The second is the postcard hole, a miniscule green perched atop a massive volcano. In many other bold volcano type holes like LuLu or Lawsonia I've noticed that the green typically sits somewhat naturally into the land, and yet this one shoots straight up out of the ground. The fact that it was built 100 years ago is a pure feat of engineering. I stepped up first and knocked a pitching wedge to a foot. The rest of my family, all single digit handicappers in their own rights, all missed the green, all making 5 or more. Its a true hit and hope hole, and if you think about it strategically off the tee its not much different from an island green. But wouldn't it be way more fun if you would be able to find your ball, play it, and make 6 without dropping two pro v's in the water? The 2nd at Eagle Springs is a great example of bold, nontraditional hazards, and one of my favorite holes in the world. We struggled to hit it with our modern clubs, I can't even imagine trying to hit it with a mashie.
The third is a cape style hole doglegging around a pond that you can bite off as much as you can chew to get a good angle into the green.
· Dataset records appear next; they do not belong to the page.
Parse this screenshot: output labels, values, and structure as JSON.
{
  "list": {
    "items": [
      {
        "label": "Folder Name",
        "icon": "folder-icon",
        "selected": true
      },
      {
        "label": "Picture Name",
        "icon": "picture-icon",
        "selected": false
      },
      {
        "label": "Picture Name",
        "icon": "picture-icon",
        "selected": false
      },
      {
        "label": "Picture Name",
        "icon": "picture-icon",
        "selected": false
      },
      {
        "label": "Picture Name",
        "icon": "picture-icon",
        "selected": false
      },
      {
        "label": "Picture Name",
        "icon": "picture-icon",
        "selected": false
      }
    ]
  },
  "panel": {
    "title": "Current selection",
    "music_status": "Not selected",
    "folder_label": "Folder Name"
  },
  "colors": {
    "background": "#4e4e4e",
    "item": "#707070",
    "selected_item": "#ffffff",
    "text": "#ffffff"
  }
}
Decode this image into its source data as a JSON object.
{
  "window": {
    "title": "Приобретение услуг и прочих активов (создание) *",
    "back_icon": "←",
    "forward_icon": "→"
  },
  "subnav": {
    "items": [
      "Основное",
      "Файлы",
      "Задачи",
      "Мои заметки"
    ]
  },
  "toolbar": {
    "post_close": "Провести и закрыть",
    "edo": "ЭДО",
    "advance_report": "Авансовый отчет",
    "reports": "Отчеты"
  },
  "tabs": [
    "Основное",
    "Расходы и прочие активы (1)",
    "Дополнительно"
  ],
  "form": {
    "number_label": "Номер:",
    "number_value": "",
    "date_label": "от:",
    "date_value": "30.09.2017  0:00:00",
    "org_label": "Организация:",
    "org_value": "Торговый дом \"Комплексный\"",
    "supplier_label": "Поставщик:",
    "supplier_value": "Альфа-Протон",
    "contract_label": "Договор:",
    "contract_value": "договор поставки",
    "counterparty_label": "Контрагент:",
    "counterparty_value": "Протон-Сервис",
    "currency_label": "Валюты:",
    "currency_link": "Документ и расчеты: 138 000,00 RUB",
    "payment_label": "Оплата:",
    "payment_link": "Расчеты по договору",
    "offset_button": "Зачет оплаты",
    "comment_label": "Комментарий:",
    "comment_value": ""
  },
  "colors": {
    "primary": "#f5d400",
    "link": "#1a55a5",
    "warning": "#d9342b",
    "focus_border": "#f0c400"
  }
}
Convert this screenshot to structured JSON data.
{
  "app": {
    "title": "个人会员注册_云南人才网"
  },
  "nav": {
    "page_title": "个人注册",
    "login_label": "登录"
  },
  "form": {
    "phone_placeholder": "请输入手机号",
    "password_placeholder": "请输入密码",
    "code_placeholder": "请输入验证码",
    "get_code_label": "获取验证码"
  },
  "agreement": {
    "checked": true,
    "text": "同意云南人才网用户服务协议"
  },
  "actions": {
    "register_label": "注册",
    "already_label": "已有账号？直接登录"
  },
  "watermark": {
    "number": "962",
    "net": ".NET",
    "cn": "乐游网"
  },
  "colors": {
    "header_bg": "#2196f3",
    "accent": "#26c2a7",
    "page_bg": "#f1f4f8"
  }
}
The hole is likely the dullest on the course, but still offers great strategy. The fourth plays back uphill to a blind green set off to the right somewhat similarly to 13 at Pine Valley. Approaching the green to find where your ball funneled to is a ton of fun, making for another wild experience.
Five plays from back atop the ridge down to a green just over a creek. If you look to the right you can spot an old hunting lodge to the right of the tee box. One of my favorite parts that surprised me at Eagle Springs is how true the course plays to how it was intended to. The greens are perfect and still hold the same original fill pads, and are surrounded by short grass allowing balls to run off the sharp edges. Six plays back uphill through a wild fairway shaped almost like a halfpipe. The green is guarded by two pot bunkers that prioritize a good drive.
Seven is another awesome par three. A long narrow trench bunker fronts the green which is set into the side of a hill providing a huge backstop. My brother landed it near the back fringe, allowing his ball to trickle down to the hole for a near ace! Definitely one of the coolest shots on the course, and a reminder of how fun it is to be able to use slopes creatively on an approach shot.
The eighth is the sole "par five" on the course playing over a blind ridge down to a semi blind green that is backed by a horseshoe shaped bunker. Nine is a massive sweeping cape hole that allows you to cut off as much as you can over the prairie of native grass. The green slopes dramatically from back left to front right over a ravine that makes you think your right miss will almost run down into the parking lot. After finishing on 9 all you'll want is to head back to the first tee.
Eagle Springs doesn't have an architect listed to its name. There's some legend revolving around former Cubs owner AG Spalding, but even the current owner who is the fifth generation of the Touhy family doesn't know who built the course. Most likely, it was assembled by Wisconsinites in a mish mash manner. Its not a course you go to to check off an architect off your list, but rather to experience rural Wisconsin charm. It's a quirky yet inviting course, with a strong emphasis on fun. Is it perfect? Absolutely not. You could argue that some of the flatter holes like 3 and 8 come out a little dull but its still about as much fun as you can have on a golf course. You could drive thirty minutes from Eagle, WI to pay $350 to play Erin Hills, but you'd honestly have more fun at Eagle Springs. Plus, you could play 331 holes for the same price! I highly recommend anyone in Chicagoland make the drive up to Eagle Springs